by David Lansley and Kristin Donaldson, World Vision Australia
Spent Saturday at the Agriculture and Rural Development Day (that’s OK – I don’t mind giving up my Saturday for a good cause). The line-up of speakers was impressive, including Sir John Beddington, former President of Ireland and UN High Commissioner for Human Rights Mary Robinson, and World Bank Vice President for Sustainable Development Rachel Kyte.
The point was made very clearly from lots of different directions that agriculture has a big role to play in climate change mitigation and adaptation, and poverty reduction. Growth in the agriculture sector is estimated to be three times more effective in raising incomes than growth in any other sector.

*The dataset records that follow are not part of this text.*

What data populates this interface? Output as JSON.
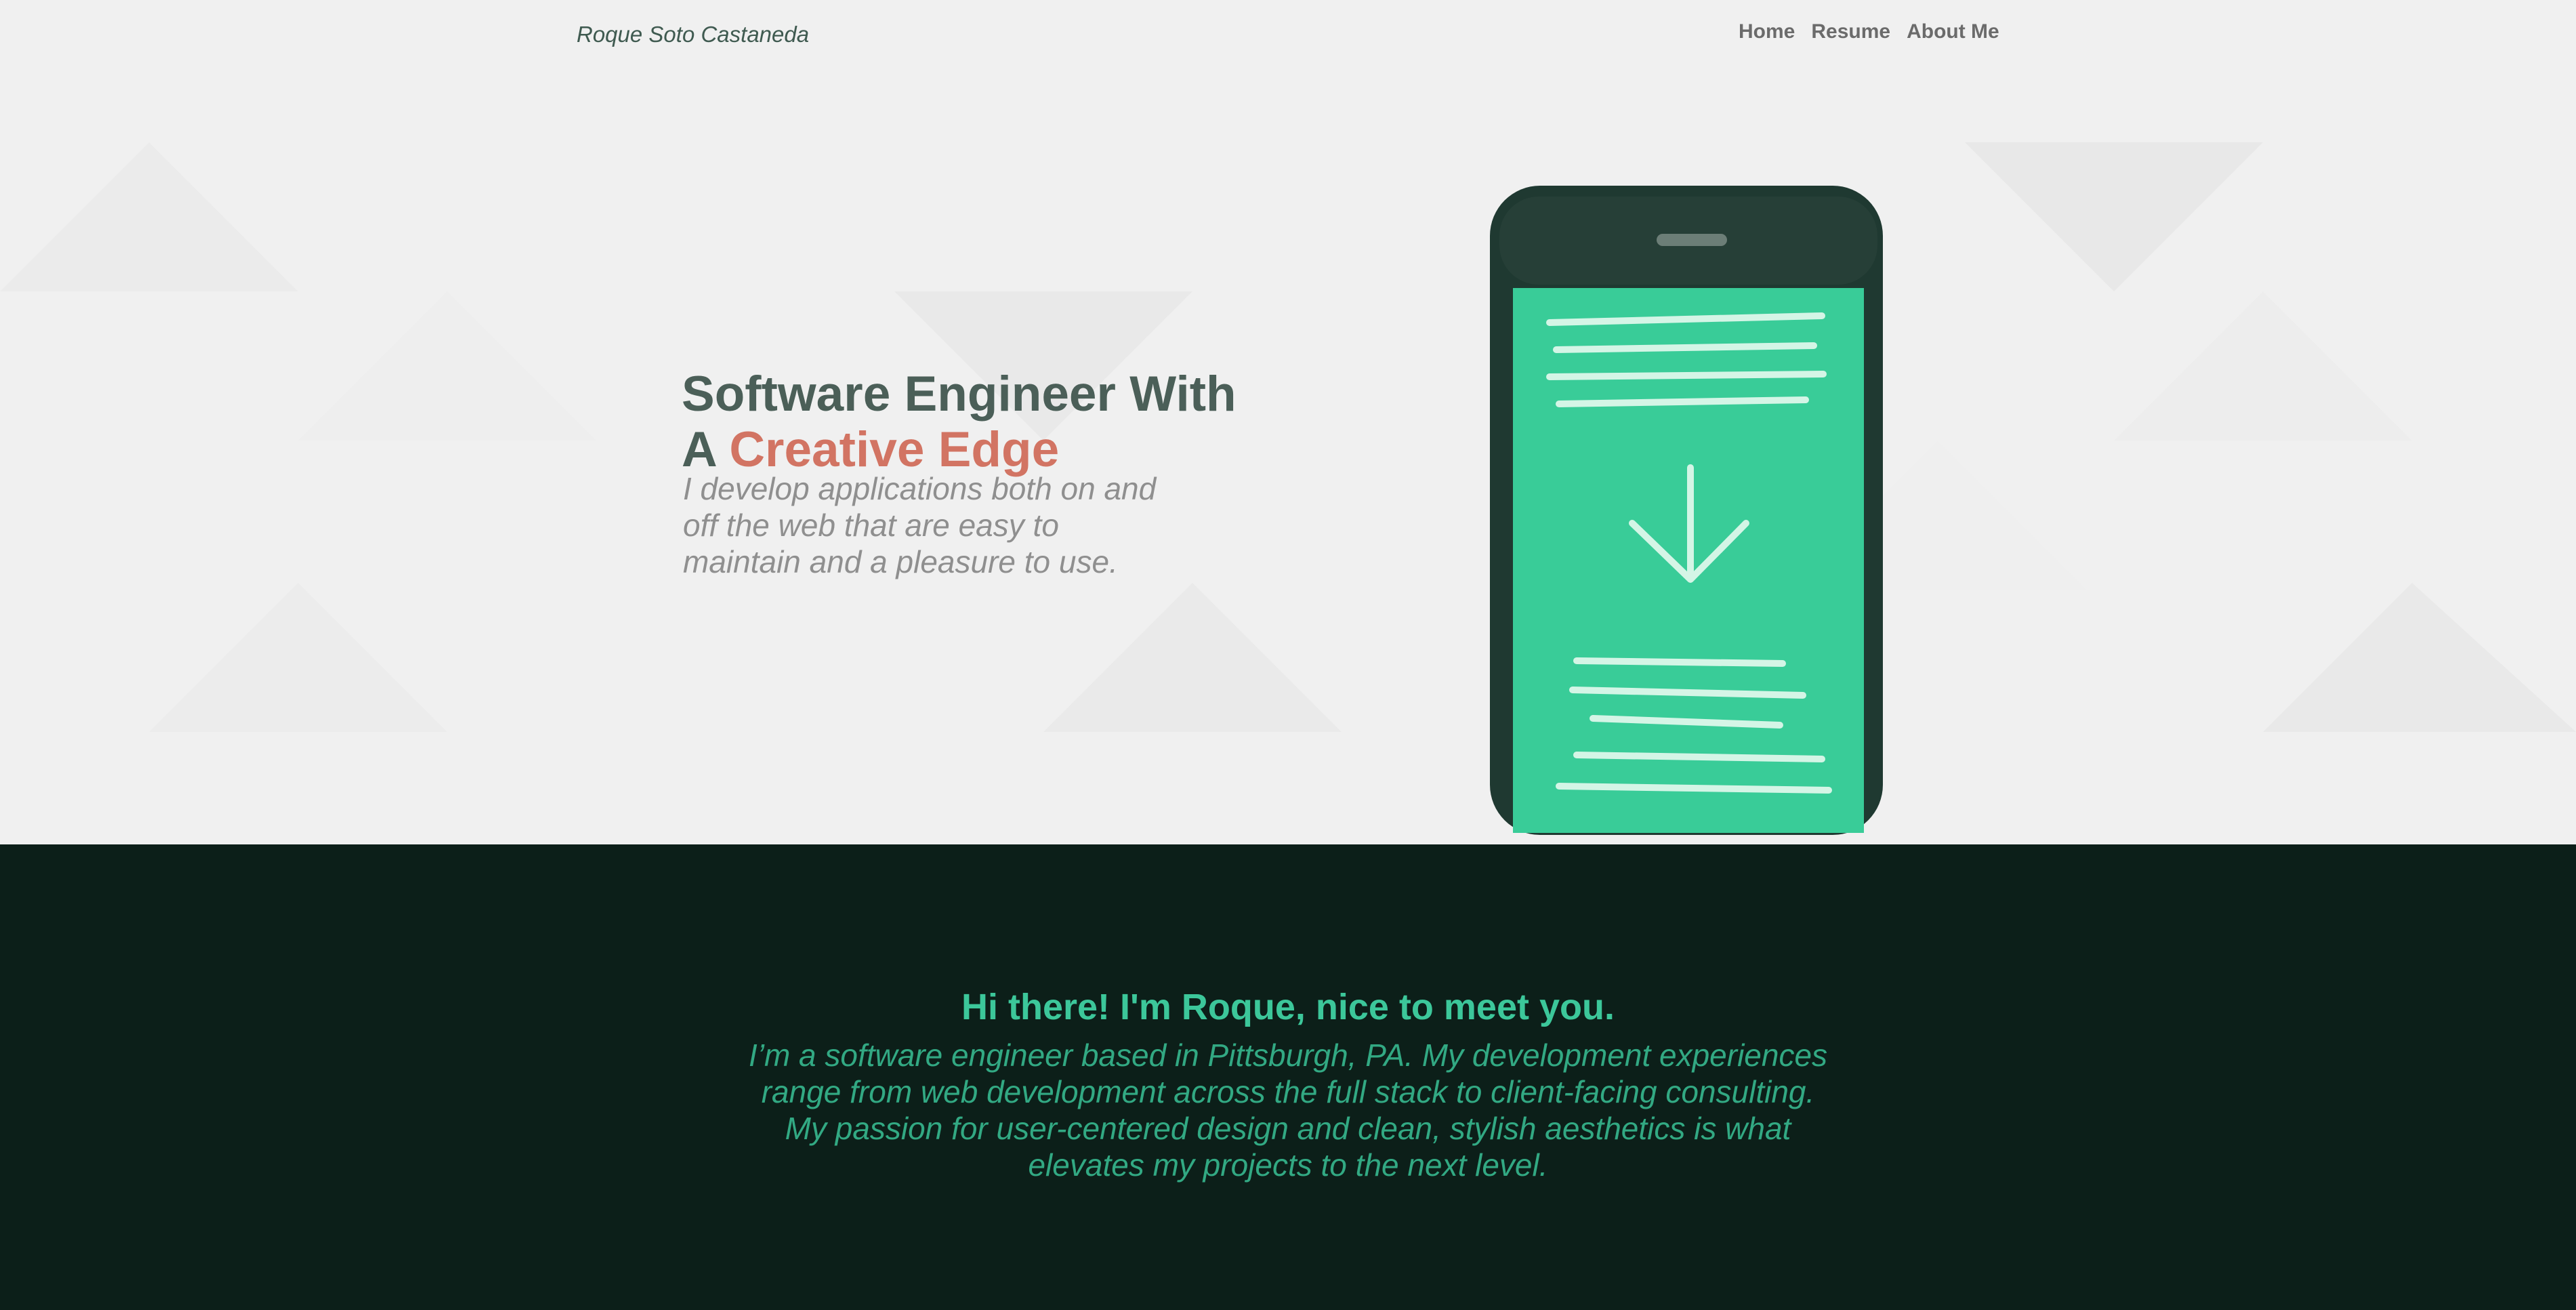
{
  "header": {
    "brand": "Roque Soto Castaneda",
    "nav": [
      {
        "label": "Home"
      },
      {
        "label": "Resume"
      },
      {
        "label": "About Me"
      }
    ]
  },
  "hero": {
    "headline_line1": "Software Engineer With",
    "headline_line2_prefix": "A",
    "headline_line2_accent": "Creative Edge",
    "tagline": "I develop applications both on and off the web that are easy to maintain and a pleasure to use.",
    "illustration_icon": "phone-download-icon"
  },
  "about": {
    "heading": "Hi there! I'm Roque, nice to meet you.",
    "body": "I’m a software engineer based in Pittsburgh, PA. My development experiences range from web development across the full stack to client-facing consulting. My passion for user-centered design and clean, stylish aesthetics is what elevates my projects to the next level."
  },
  "colors": {
    "hero_background": "#f0f0f0",
    "heading_text": "#4b5f58",
    "accent": "#d27463",
    "phone_screen": "#39cc98",
    "dark_section": "#0c1f19",
    "green_text": "#3cc79a"
  }
}
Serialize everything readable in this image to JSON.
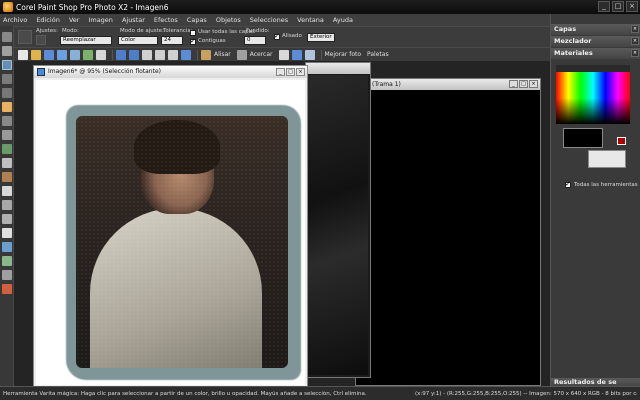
{
  "window": {
    "title": "Corel Paint Shop Pro Photo X2 - Imagen6",
    "minimize": "_",
    "maximize": "□",
    "close": "×"
  },
  "menu": [
    "Archivo",
    "Edición",
    "Ver",
    "Imagen",
    "Ajustar",
    "Efectos",
    "Capas",
    "Objetos",
    "Selecciones",
    "Ventana",
    "Ayuda"
  ],
  "options": {
    "ajustes_label": "Ajustes:",
    "modo_label": "Modo:",
    "modo_value": "Reemplazar",
    "modo_ajuste_label": "Modo de ajuste:",
    "modo_ajuste_value": "Color",
    "tolerancia_label": "Tolerancia:",
    "tolerancia_value": "24",
    "usar_todas_capas": "Usar todas las capas",
    "contiguas": "Contiguas",
    "fundido_label": "Fundido:",
    "fundido_value": "0",
    "alisado": "Alisado",
    "exterior_value": "Exterior"
  },
  "toolbar": {
    "alinear": "Alisar",
    "acercar": "Acercar",
    "mejorar_foto": "Mejorar foto",
    "paletas": "Paletas"
  },
  "windows": {
    "front_title": "Imagen6* @  95% (Selección flotante)",
    "back_title": "(Trama 1)"
  },
  "panels": {
    "capas": "Capas",
    "mezclador": "Mezclador",
    "materiales": "Materiales",
    "todas_herramientas": "Todas las herramientas",
    "resultados": "Resultados de se"
  },
  "status": {
    "left": "Herramienta Varita mágica: Haga clic para seleccionar a partir de un color, brillo u opacidad. Mayús añade a selección, Ctrl elimina.",
    "right": "(x:97 y:1) - (R:255,G:255,B:255,O:255) -- Imagen: 570 x 640 x RGB - 8 bits por canal"
  }
}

The term to remember for agriculture is climate smart agriculture. (Please don’t call it CSA – if acronyms were greenhouse gases, the world would already be at 60 degrees and rising fast.) Climate smart agriculture is a mix of using the best of existing technologies plus the latest technology from many areas including seed and crop types, weather forecasting techniques and more. Various speakers though, made it clear that climate smart agriculture is not a one size fits all approach. Successful programs for smallholders will require ‘thousands of approaches’ tailored to the context of individual communities.
Particularly good news for the work of World Vision Australia and World Vision generally is the emphasis of speaker after speaker put on the importance of trees and agroforestry. Around 1.5 million people are dependent on degraded land. Agroforestry can increase ground cover and increase soil moisture and fertility. Increased soil fertility increases the resilience of agriculture in a hotter, drier and more volatile world, expands the range of livelihoods available to rural communities, and helps make feeding the expected extra 1billion people by 2025 more achievable. World Vision’s work in farmer managed natural regeneration, notably in Humbo, Ethiopia, is exactly what good agroforestry is about.

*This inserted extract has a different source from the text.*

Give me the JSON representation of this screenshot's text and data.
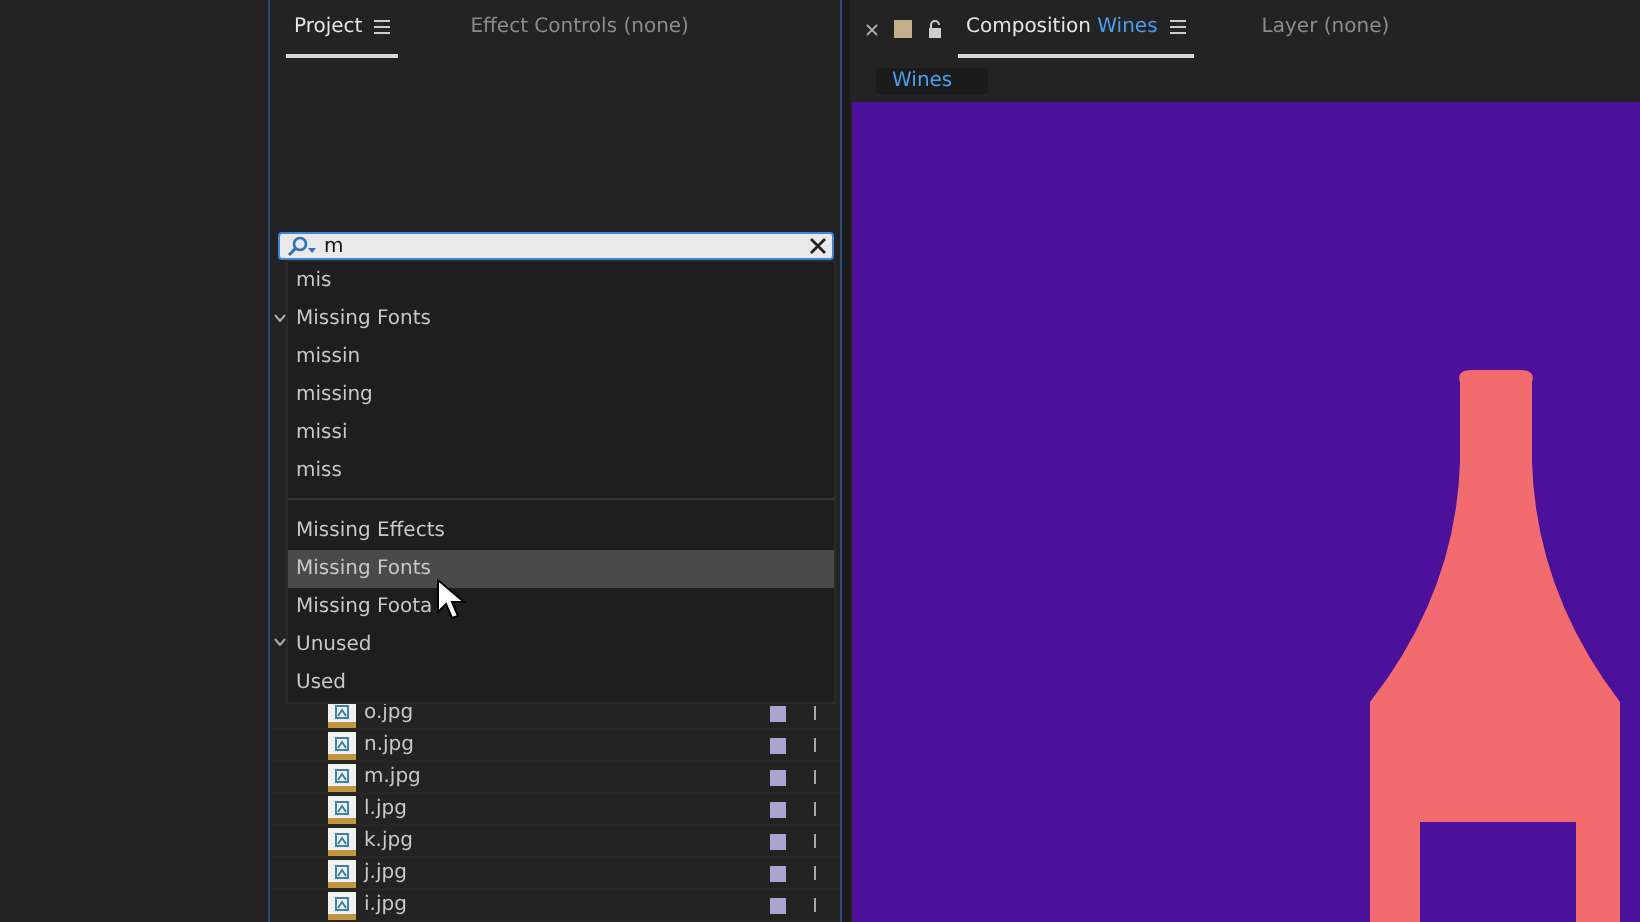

Waste got a mention. Large amounts of food is lost or wasted after it has been harvested. The problems are well known – rodents (rats and mice to you) and poor storage, cause considerable loss, as does food purchased but not eaten. John Beddington put a figure on total waste – I’d sit down if I were you because it’s a big number: 1.3bn tonnes. That’s not million, it’s billion.
Last but not least, various speakers emphasised the need for better information for smallholder farmers in developing countries. Better information on farming techniques, or weather, or prices in other cities or markets can make a big difference in the income of smallholders. So maybe getting mobile phone access for an ADP agriculture program is the best we can do.

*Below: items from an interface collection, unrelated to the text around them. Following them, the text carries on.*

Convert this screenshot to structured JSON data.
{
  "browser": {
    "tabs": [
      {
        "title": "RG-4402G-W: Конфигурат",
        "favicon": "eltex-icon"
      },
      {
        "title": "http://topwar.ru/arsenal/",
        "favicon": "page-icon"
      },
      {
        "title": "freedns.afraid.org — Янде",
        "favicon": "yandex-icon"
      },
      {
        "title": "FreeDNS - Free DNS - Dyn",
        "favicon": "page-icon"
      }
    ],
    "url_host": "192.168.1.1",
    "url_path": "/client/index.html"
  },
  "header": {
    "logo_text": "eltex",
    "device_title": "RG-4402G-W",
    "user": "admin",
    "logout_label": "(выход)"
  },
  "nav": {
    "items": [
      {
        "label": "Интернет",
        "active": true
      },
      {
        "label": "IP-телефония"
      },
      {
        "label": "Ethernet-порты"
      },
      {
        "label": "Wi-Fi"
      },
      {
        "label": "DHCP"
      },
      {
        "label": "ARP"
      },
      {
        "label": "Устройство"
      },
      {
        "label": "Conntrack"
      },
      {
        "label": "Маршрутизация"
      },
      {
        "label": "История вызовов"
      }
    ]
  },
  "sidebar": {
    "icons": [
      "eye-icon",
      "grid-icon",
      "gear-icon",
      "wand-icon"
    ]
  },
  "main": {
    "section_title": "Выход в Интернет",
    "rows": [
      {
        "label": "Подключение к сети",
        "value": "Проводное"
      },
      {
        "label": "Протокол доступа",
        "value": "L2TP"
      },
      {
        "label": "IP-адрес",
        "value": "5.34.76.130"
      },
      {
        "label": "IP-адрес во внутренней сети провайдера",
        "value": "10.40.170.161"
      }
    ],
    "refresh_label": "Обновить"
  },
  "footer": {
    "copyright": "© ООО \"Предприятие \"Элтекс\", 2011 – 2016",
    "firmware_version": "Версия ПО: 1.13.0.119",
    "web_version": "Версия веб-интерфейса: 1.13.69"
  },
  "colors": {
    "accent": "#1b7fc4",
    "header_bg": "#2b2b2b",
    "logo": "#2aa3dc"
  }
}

This story was originally posted on the World Vision Australia blog. You can follow David and Kristin on twitter at COP17